Chris Mueller takes a stroll through an odd building complex in District 1 that provides a glimpse into the city’s past, while peering towards its future. Photos by Fred Wissink.
The entrance to 14 Ton That Dam Street in District 1 looks more like the beginning of a hem than a building. But one step inside and the sky turns to grimy ceiling and a set of stairs beckons visitors upwards.
Once at the top of the darkened and dingy stairwell, a small window gives a better view of the surprisingly beautiful building and its surroundings. The glass and steel of the Bitexco Tower looms over the ramshackle orange-tiled roofs of a bygone era below. Families have made the best out the old, French structures just outside the building, mending them with sheet metal and plywood. The homes surrounding it may be in utter disrepair, but 14 Ton That Dam appears to have many years left.
Few seem to know the history of the building, but Mel Schenck, a retired American architect living in Ho Chi Minh City, told me it is a good example of the modernist utilitarian apartment buildings built in the 1940s and 50s in Saigon.

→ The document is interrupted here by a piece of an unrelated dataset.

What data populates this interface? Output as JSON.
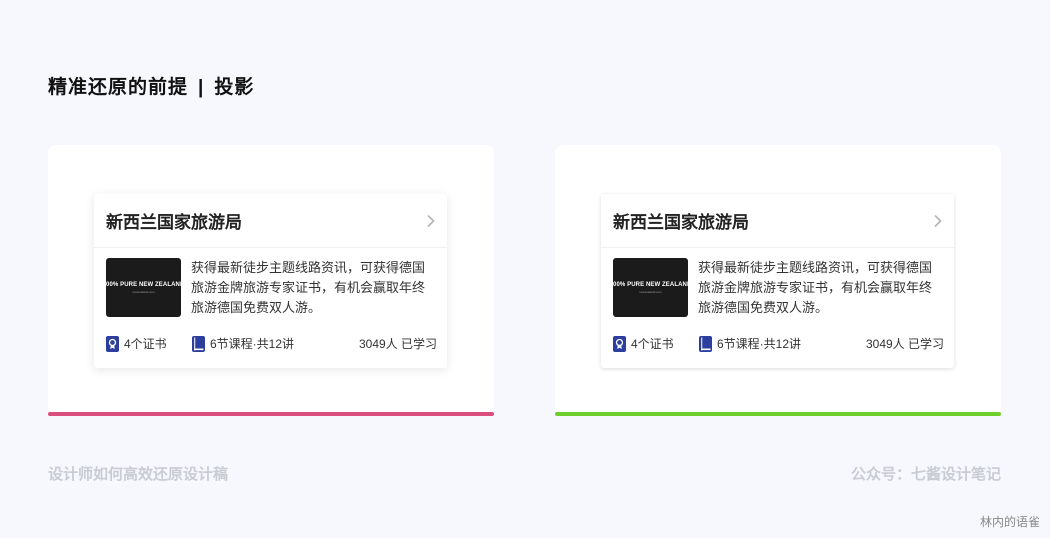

“Vietnamese builders adopted a stripped-down version of art-deco for many of these buildings,” he says. “Often, as in this case, they focused design on one repetitive element, like the woven plaster or concrete screens above and below the window openings. These buildings provide the urban fabric of District 1, a backdrop for the more monumental buildings built for public uses. But they all add up to our impression of Saigon of the past as well as the present.”
While the architecture and history of the building is fascinating enough, this five-storey maze has some surprises tucked away between the dozens of apartments inside. On the first floor is an odd, eclectic café called Things Café. Everything here seems to be mismatched. Wood tables are paired with worn-out sofas and desks stuffed with old issues of magazines, drawings and odd notebooks, giving the cafe a vibe of a communal apartment for artists.
From Things, if you follow the arrow below the word ‘tattoo’ scrawled across the wall in black, it brings you to a little tattoo studio in the back. While I’d be nervous to get inked here, the arrows are worth following to get a better view of the courtyard below and the skyscrapers overlooking it. Leading down to the courtyard is a dilapidated set of stairs that look ready to crumble at any moment. On my last visit, a group of young Vietnamese, undaunted as usual, played violin while balancing on the shoddy iron railing.
Up the next flight of stairs, also in the back, is probably the oddest part of the building. A glass door with a stick-less lollypop below a blue and pink arch opens up into the Other Person Café. This is one of the strangest cafes I’ve seen in the city, not just for its décor of giant plastic desserts and candy-striped walls, but also for the teenagers hanging out there. When I visited, most of them were dressed in anime-inspired outfits. I asked a question in Vietnamese, only for them to respond in turn with maniacal giggling and hand-covered mouths. Feeling like I was in a twisted nightmare, I quickly headed to the 4th and last floor.
At the top of the stairs, strings of fairy lights led to the left down a darkened hallway, before ending at the Mockingbird Café. This surprisingly peaceful café is the quietest I have found in District 1. Run by Na, a recent university graduate, the space is sparse but comfortable. A few heavy wood tables and chairs are spread around the concrete floor and several cushioned benches line the walls. There is also a small, covered balcony overlooking the concrete monolith State Bank building across the street.
There are a few more businesses spread throughout the structure — some more obvious than others — and new ones seem to be regularly opening, proving that while this building may not be one of the most impressive examples of Saigon’s 20th-century architecture, it does show that it is possible for the city to successfully meld old and new.